And underpinning these stories has been how government policies dictating publicly available information on real estate have been thwarting the public’s right to know.
“We definitely have a culture of excessive secrecy and government across Canada,” said Duff Conacher, co-founder of Democracy Watch, a civic rights group that advocates for open government policies and reform of Canada’s access to information and privacy laws.
First, News1130 radio station reported on August 25 that federal Liberal candidate for Vancouver Granville Taleeb Noormohamed was a house flipper. Five days later the NDP released a more extensive list of 42 properties Noormohamed had sold in the past 17 years.
A provincial government registry maintains information on property sales. However, a standard search costs $10.50, as does further information related to mortgages on the property – meaning the NDP spent in excess of $800 for Noormohamed’s property portfolio.
The provincial government’s ongoing public inquiry into money laundering has heard testimony from several experts stating a well-enforced property registry for beneficial ownership should be free for the public in order to provide the benefit of identifying possible illegal or unethical activity.
The B.C. government has recently launched such a registry via the Land Title Survey Authority, however, there is an additional $5 fee on top of any title search.
“No one should have to pay because we already pay for the government to collect the information,” said Conacher. “If the government doesn’t maintain that information in a way that’s accessible, that’s the government’s fault and that’s what needs to be cleaned up not just starting to charge people. Clean up your information management system.”
Real estate critic and housing activist Rohana Rezel, who was first to spot a pattern of flipping by Noormohamed and shared his findings on Twitter, noted federal candidates have no requirements to disclose assets, including real estate, while running for office.
Since politicians set housing policies (the Liberals have proposed a house-flipping tax), it is in the public interest to understand what assets and private interests the politician may have, said Andy Yan, director of The City Program at Simon Fraser University.
“It’s not even interest, it’s full-on conflict. You have a candidate who has done this type of speculation in terms of residential real estate, and a prime minister and an entire political party saying, ‘I’m going to stamp this out, I’m going to tax this.’
“So is this just theatre where these sorts of conflicts are going to be hidden or papered over?” asked Yan, noting municipal candidates file such disclosures.

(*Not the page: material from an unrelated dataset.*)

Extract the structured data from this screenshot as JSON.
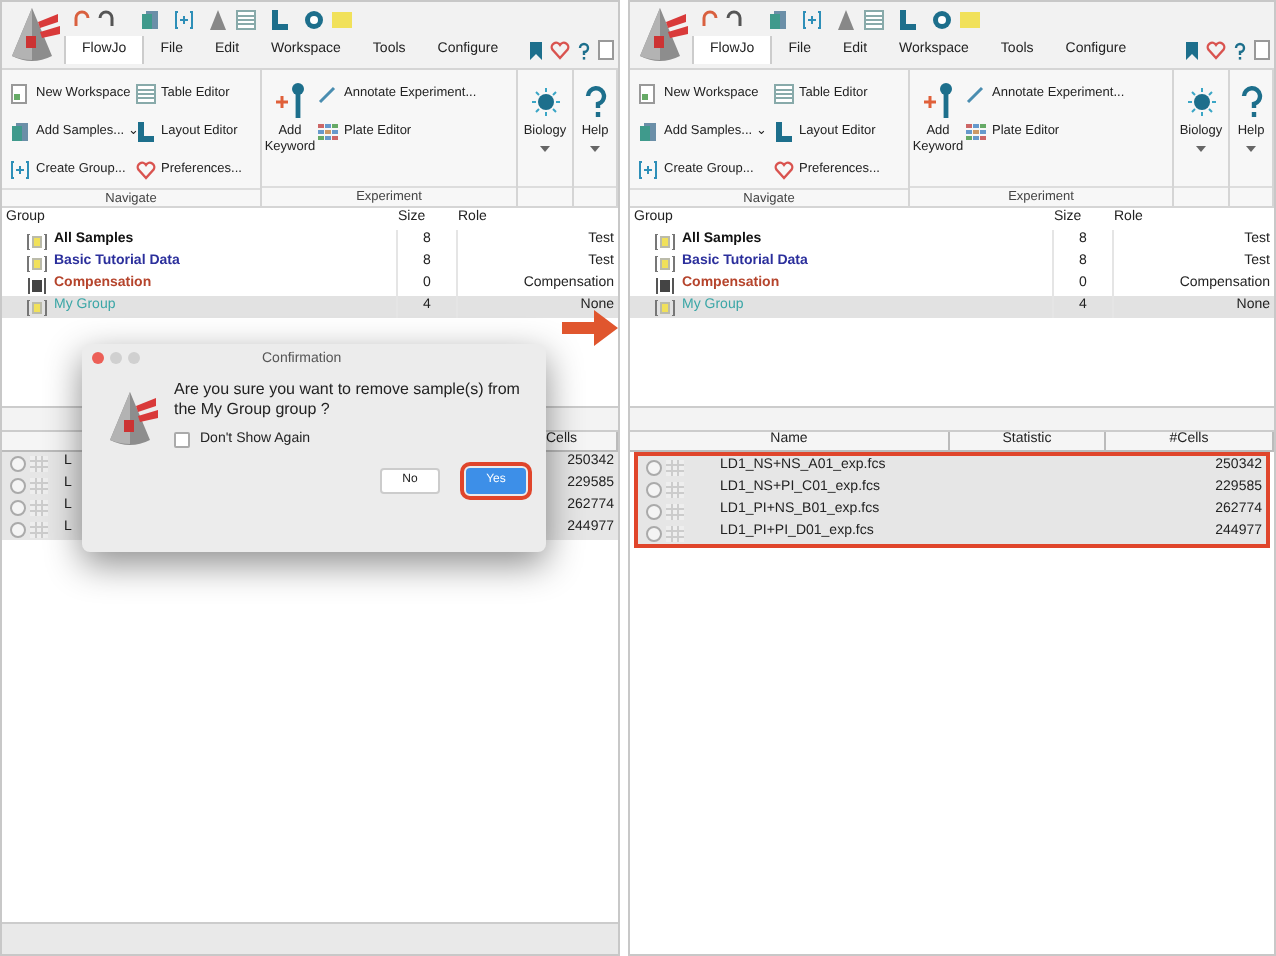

A second article, from the South China Morning Post on August 31, revealed that it took the Canada Revenue Agency over five years to reply to a request for a 1995 study on luxury home purchases in Vancouver by wealthy investor-class immigrants. Access to information requests by law should only take 30 days and the government can request extensions thereafter.
The study was kept secret by the CRA (and much of the Post’s response package is redacted). The study pertains to wealthy immigrants from Taiwan, Hong Kong and China buying property and reporting little income to support such homes.
Left unanswered is why was the study was hidden, and why it took five years to produce the requested information, especially during a time when, as Yan states, there was “huge public interest” in foreign investment in real estate.
Yan said such a delay creates a “crisis of trust” with government and, in his opinion, there’s a “direct lead” from that crisis to anti-vaccine and anti-vaccine passport protests being fuelled by such distrust.
In a third example of government failure to adequately produce records, the concealment of details of the Little Mountain property sale in Vancouver came to an end August 31 when developer Holborn Properties dropped its judicial review of an Office of the Information and Privacy Commissioner ruling calling for Holborn’s 2008 land sale contract with the government be publicly released.
The CBC and former NDP MLA David Chudnovsky had sought the records since 2018. The three-year saga highlighted the difficulties experienced by the public, including media, in accessing information from government.
“This is a transaction of public goods into private pockets,” said Yan, adding, “this, if anything, is a clear call for transparency. Because otherwise if it’s hidden under a veil of government secrecy, it creates an environment for corruption.”
The records showed what Chudnovsky described as a “sweetheart deal” whereby Holborn was given a $211 million interest-free loan from the provincial government plus an $88 million “credit” towards the promised construction of 234 non-market units on the property (that have yet to be built).
Conacher said access to information laws are full of loopholes, particularly the one protecting corporate contracts with government, as was the case with Holborn. His group advocates for proactive disclosure of most government information, save for truly proprietary corporate information, personal information, police investigations and matters of national security.
“Information is almost never proprietary, actually. It’s just used to hide bad deals where the public is getting ripped off or government is doing favours for insiders or friends of the ruling party and they don’t want the public to know that you’re doing these favours,” Conacher said. (Holborn donated over $226,000 to the governing BC Liberals before corporate donations were banned in 2018).
Conacher adds that there are no penalties against bureaucrats and politicians who break information laws.
During this federal election campaign no federal parties have specifically dedicated part of their platform to improving access to information laws. The Liberals, Conservatives and New Democrats have committed in their platforms to a federal property registry of beneficial ownership. Government has already committed to a likewise registry for corporations, including shells.